42 posts
bio
Was this reply useful? Learn more...
   
[-]
Turquoiseturtle +0 points · over 2 years ago

Thanks for something positive. My diagnosis of sleep apnea came as a complete shock. There was no gasping for breath, no snoring, seemed to sleep well, 8 hours with no apparent waking, but my concentration for reading had definitely suffered over the last several years. I attributed this to aging. I also blamed aging for my average speed as a cyclist dropping drastically. 2 and a half years ago, my heart began acting up, and over the next 6 months of testing, the PVCs became more frequent and eventually left me with worrisome chest pains. The Dr. could find no cause for the PVCs, and eventually a sleep study was ordered. A combination of OSA and central apnea in the mild range was the verdict. That's still 40-60 events per night. No REM sleep, no dreaming. (When others talked about dreams, I always commented on my complete lack of dreams.) I started treatment immediately after diagnosis. There is so much negative about those "horrible CPAP machines" that I was not thrilled about the prospect. I am happy to say, my choice of mask etc. was totally workable from day one, and (until this week*) has been used every single night. My AHI average over 30 days hovers around .5, I'm again reading a book a week and I feel better cycling, but sadly speed is not coming back. A.G.E. syndrome, most likely. *spent 3 nights in hospital with hubby, who broke a hip in cycling accident last week, when a car pulled out on us.

944 posts
Was this reply useful? Learn more...
   
[-]
wiredgeorge +0 points · over 2 years ago Sleep Enthusiast

If you are a member of ANY type of message forum, MOST of the folks come because of problems. I am in the motorcycle business and have a vintage motorcycle forum plus I take part in other forums. People come with problem looking for a solution.
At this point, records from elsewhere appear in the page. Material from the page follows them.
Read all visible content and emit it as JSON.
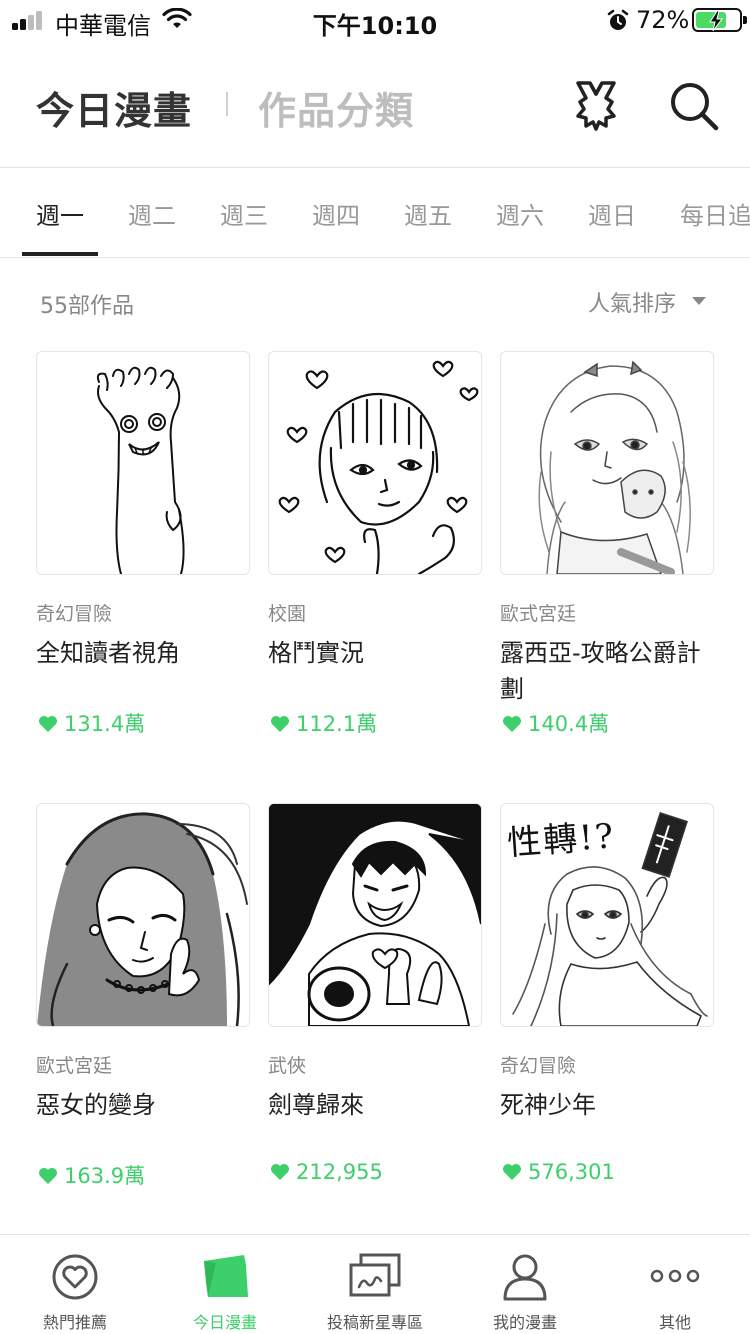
{
  "status_bar": {
    "carrier": "中華電信",
    "time": "下午10:10",
    "battery_percent": "72%",
    "battery_level": 0.72,
    "charging": true,
    "icons": [
      "signal-icon",
      "wifi-icon",
      "alarm-icon",
      "battery-icon"
    ]
  },
  "header": {
    "title": "今日漫畫",
    "secondary_title": "作品分類",
    "icons": [
      "badge-icon",
      "search-icon"
    ]
  },
  "tabs": [
    "週一",
    "週二",
    "週三",
    "週四",
    "週五",
    "週六",
    "週日",
    "每日追"
  ],
  "active_tab": 0,
  "list": {
    "count": "55部作品",
    "sort_label": "人氣排序"
  },
  "comics": [
    {
      "genre": "奇幻冒險",
      "title": "全知讀者視角",
      "likes": "131.4萬"
    },
    {
      "genre": "校園",
      "title": "格鬥實況",
      "likes": "112.1萬"
    },
    {
      "genre": "歐式宮廷",
      "title": "露西亞-攻略公爵計劃",
      "likes": "140.4萬"
    },
    {
      "genre": "歐式宮廷",
      "title": "惡女的變身",
      "likes": "163.9萬"
    },
    {
      "genre": "武俠",
      "title": "劍尊歸來",
      "likes": "212,955"
    },
    {
      "genre": "奇幻冒險",
      "title": "死神少年",
      "likes": "576,301"
    }
  ],
  "thumbnail_text": {
    "comic_6": "性轉!?"
  },
  "bottom_nav": [
    {
      "label": "熱門推薦",
      "icon": "heart-circle-icon"
    },
    {
      "label": "今日漫畫",
      "icon": "comic-book-icon"
    },
    {
      "label": "投稿新星專區",
      "icon": "submission-icon"
    },
    {
      "label": "我的漫畫",
      "icon": "user-icon"
    },
    {
      "label": "其他",
      "icon": "more-icon"
    }
  ],
  "colors": {
    "accent": "#3ccf6a",
    "text_primary": "#222222",
    "text_secondary": "#888888",
    "divider": "#e3e3e3"
  }
}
Very few come to talk about positive experiences of hang around after the problem is solved; be it a solution coming from the forum or elsewhere. Human nature dictates you will see mostly low volume posters and these posters sharing problems and looking for solutions. My mask leaks. I am tired after starting therapy. This or that hurts as a painful reaction to therapy. Their post count will be very low and you never hear from them afterwards and in that regard, hopefully an apnea forum is of some use. Folks who have higher post counts who have been on this forum for a few years seem to drop off after awhile. Why? I assume they tire of the same questions and complaints and just move on. Do folks turn up with high praises for PAP therapy or dental appliances; most generally not. On an enthusiast forum such as the motorcycle forums I belong to I think there is a better chance of happy motorcyclists hanging around long term. Just an observation as to why there seems to be so much negativity on this forum. Another example of the internet and who takes part in reviews is rvt.com; this is an RV site where you can post a review of specific RVs. Most reviews are negative. Say you are looking for XYZ RV and you see 5 reviews; mostly will be real negative as they are the 5 folks who have had problems and issues with that model. Why don't the folks who enjoy their RV of that model write positive reviews? Human nature I guess.
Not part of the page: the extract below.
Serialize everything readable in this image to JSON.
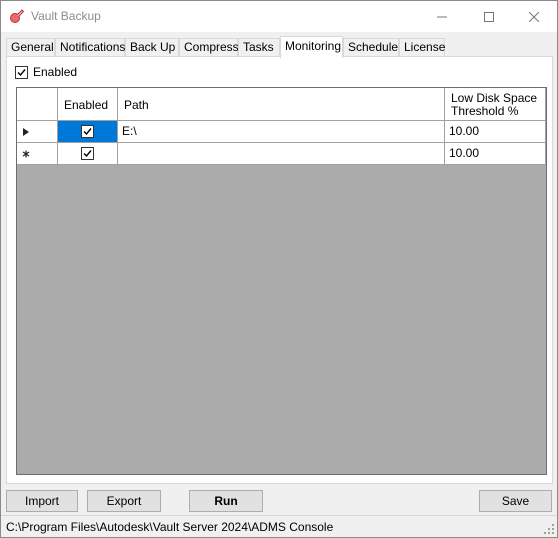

Topic locked due to inactivity. Start a new topic to engage with active community members.
Please be advised that these posts may contain sensitive material or unsolicited medical advice. MyApnea does not endorse the content of these posts. The information provided on this site is not intended nor recommended as a substitute for advice from a health care professional who has evaluated you.